Building Relationships

The question I get asked the most is “How do I build my network?”

It’s one of those things that makes me sit back and sigh. You see, I don’t believe in networking for humans. Networking to me is cables and wires and routers, oh my!  I know what the term means, but humans haveNetworking servers and stations RELATIONSHIPS. You cannot hold a good, solid conversation with a server. So, my response to the question is always, “Let’s talk about building your relationships instead.”

Humans naturally navigate to other people that are just like them. It’s where we feel the most comfortable. We prefer to be around those that think like us, act like us, etc. But the true value in relationships is the differences that set us apart.
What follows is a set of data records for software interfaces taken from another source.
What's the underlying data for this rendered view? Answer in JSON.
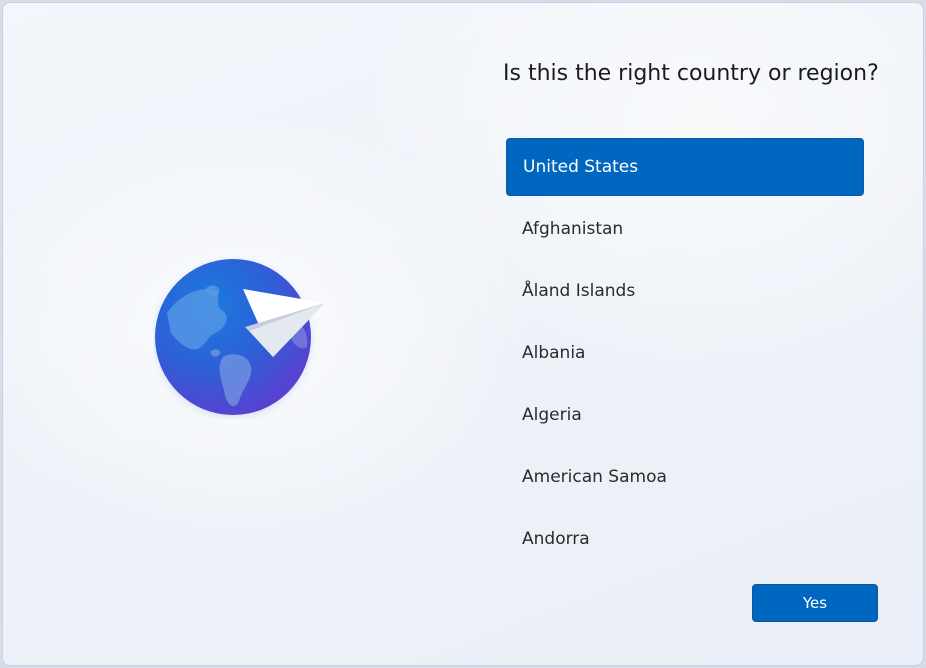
{
  "dialog": {
    "title": "Is this the right country or region?"
  },
  "illustration": {
    "icon": "globe-paper-plane-icon"
  },
  "countries": [
    {
      "label": "United States",
      "selected": true
    },
    {
      "label": "Afghanistan",
      "selected": false
    },
    {
      "label": "Åland Islands",
      "selected": false
    },
    {
      "label": "Albania",
      "selected": false
    },
    {
      "label": "Algeria",
      "selected": false
    },
    {
      "label": "American Samoa",
      "selected": false
    },
    {
      "label": "Andorra",
      "selected": false
    }
  ],
  "actions": {
    "confirm_label": "Yes"
  },
  "colors": {
    "accent": "#0067c0",
    "background": "#eef2f8"
  }
}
There’s a reason why diversity in a workplace is so valued. Each person brings in different viewpoints, ideas, and procedures into the business, based on their background. A person’s background is as varied as a fingerprint. Everyone matters, all opinions have worth.

That said, who are the people you currently have relationships with? In order to add more contacts, I suggest you look at who you have in your circle right now. What are their skills, their jobs, their businesses? What types of personalities? Are they all conservative? Nothing makes more fun than throwing a liberal into a group of conservatives. Shark tank! Make a list. There is something visual about a list that makes you put two and two together easier.

Now that you have taken stock of who you have, and reviewed their list of skills and personalities, look closely for what’s missing. I recently took a look at my own circle, and found out that I had surrounded myself with people that agreed with me on almost all points, which does me no good whatsoever. I need people to argue with me, make me think of things I haven’t thought of before. People that stand their ground, and fight to the death over what they know and believe. People who don’t let me steamroller them. Hmm… Sounds like I need to find more people like my husband!

Your next step is to seek out the types people you need to add into your mix. Where do you find them? Have lunch with someone you normally wouldn’t. Introduce yourself to a different department, show interest in their jobs, find out why they’re valuable to the organization. People love to talk to others about what they do. Need a conversation starter? “So, what are you working on that’s really exciting to you?”  This question leads to either personal or professional answers, and can tell you a lot about a person. Remember to keep the focus of the conversation on them, and be an active listener. What you learn can make them a great addition to your circle, and you a great addition to theirs.

Quote of the Week:  “You can make more friends in two months by becoming interested in other people than you can in two years by trying to get other people interested in you.”– Dale Carnegie